### Task brief
Every entry must be given again exactly. Include no pictures.

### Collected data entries
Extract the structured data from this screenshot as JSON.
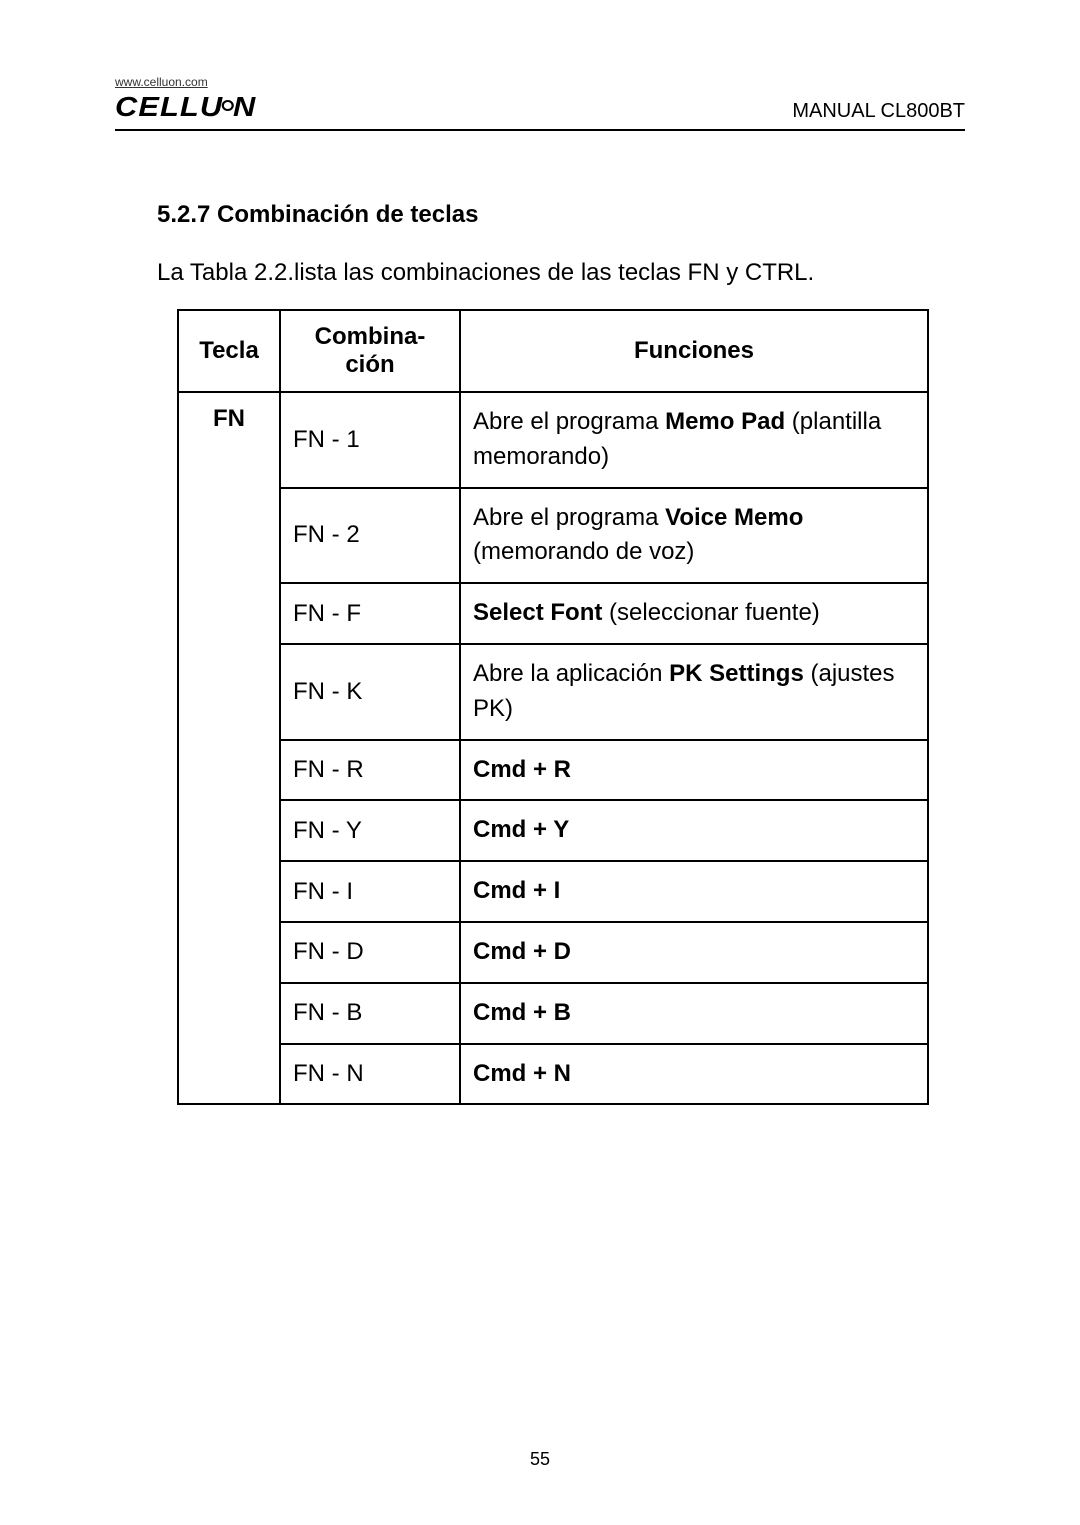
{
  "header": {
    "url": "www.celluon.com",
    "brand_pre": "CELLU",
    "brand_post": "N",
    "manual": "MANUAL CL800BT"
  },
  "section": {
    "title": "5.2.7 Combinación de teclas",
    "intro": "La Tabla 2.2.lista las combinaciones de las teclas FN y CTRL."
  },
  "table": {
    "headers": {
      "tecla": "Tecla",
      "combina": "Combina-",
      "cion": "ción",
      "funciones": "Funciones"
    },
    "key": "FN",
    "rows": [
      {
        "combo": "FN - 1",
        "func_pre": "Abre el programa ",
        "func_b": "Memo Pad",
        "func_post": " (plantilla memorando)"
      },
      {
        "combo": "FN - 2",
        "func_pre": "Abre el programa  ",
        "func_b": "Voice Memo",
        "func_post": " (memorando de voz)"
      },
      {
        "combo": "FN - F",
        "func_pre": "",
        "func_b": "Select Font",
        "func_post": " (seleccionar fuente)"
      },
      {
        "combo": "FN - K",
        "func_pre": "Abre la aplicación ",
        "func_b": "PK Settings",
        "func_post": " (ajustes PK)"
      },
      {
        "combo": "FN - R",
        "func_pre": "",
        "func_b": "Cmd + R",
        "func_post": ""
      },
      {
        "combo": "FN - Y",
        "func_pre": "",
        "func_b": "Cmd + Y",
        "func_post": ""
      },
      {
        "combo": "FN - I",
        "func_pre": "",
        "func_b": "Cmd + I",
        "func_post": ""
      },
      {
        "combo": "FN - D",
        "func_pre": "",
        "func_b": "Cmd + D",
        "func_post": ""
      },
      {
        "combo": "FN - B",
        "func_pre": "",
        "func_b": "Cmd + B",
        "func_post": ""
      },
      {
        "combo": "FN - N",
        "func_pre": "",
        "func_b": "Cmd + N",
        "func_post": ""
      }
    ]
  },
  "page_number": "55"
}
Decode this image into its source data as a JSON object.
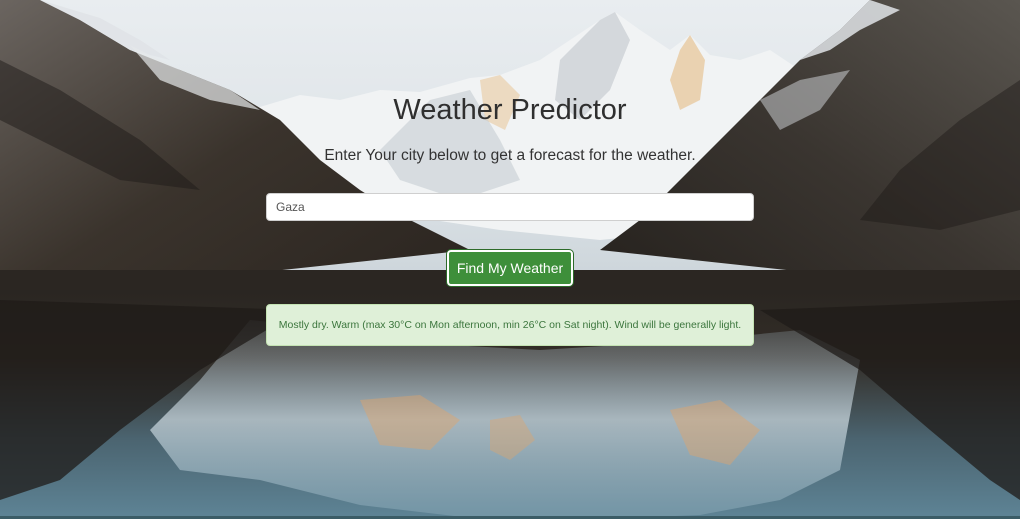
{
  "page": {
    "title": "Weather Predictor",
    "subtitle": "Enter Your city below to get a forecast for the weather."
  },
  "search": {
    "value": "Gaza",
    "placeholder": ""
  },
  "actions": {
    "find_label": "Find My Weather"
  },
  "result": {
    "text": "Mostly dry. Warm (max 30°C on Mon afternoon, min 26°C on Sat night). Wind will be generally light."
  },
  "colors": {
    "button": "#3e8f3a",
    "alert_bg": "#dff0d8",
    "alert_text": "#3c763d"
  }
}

### Your response
Extract the structured data from this screenshot as JSON.
{
  "header": {
    "url": "www.celluon.com",
    "brand_pre": "CELLU",
    "brand_post": "N",
    "manual": "MANUAL CL800BT"
  },
  "section": {
    "title": "5.2.7 Combinación de teclas",
    "intro": "La Tabla 2.2.lista las combinaciones de las teclas FN y CTRL."
  },
  "table": {
    "headers": {
      "tecla": "Tecla",
      "combina": "Combina-",
      "cion": "ción",
      "funciones": "Funciones"
    },
    "key": "FN",
    "rows": [
      {
        "combo": "FN - 1",
        "func_pre": "Abre el programa ",
        "func_b": "Memo Pad",
        "func_post": " (plantilla memorando)"
      },
      {
        "combo": "FN - 2",
        "func_pre": "Abre el programa  ",
        "func_b": "Voice Memo",
        "func_post": " (memorando de voz)"
      },
      {
        "combo": "FN - F",
        "func_pre": "",
        "func_b": "Select Font",
        "func_post": " (seleccionar fuente)"
      },
      {
        "combo": "FN - K",
        "func_pre": "Abre la aplicación ",
        "func_b": "PK Settings",
        "func_post": " (ajustes PK)"
      },
      {
        "combo": "FN - R",
        "func_pre": "",
        "func_b": "Cmd + R",
        "func_post": ""
      },
      {
        "combo": "FN - Y",
        "func_pre": "",
        "func_b": "Cmd + Y",
        "func_post": ""
      },
      {
        "combo": "FN - I",
        "func_pre": "",
        "func_b": "Cmd + I",
        "func_post": ""
      },
      {
        "combo": "FN - D",
        "func_pre": "",
        "func_b": "Cmd + D",
        "func_post": ""
      },
      {
        "combo": "FN - B",
        "func_pre": "",
        "func_b": "Cmd + B",
        "func_post": ""
      },
      {
        "combo": "FN - N",
        "func_pre": "",
        "func_b": "Cmd + N",
        "func_post": ""
      }
    ]
  },
  "page_number": "55"
}
Decode this image into its source data as a JSON object.
{
  "page": {
    "title": "Weather Predictor",
    "subtitle": "Enter Your city below to get a forecast for the weather."
  },
  "search": {
    "value": "Gaza",
    "placeholder": ""
  },
  "actions": {
    "find_label": "Find My Weather"
  },
  "result": {
    "text": "Mostly dry. Warm (max 30°C on Mon afternoon, min 26°C on Sat night). Wind will be generally light."
  },
  "colors": {
    "button": "#3e8f3a",
    "alert_bg": "#dff0d8",
    "alert_text": "#3c763d"
  }
}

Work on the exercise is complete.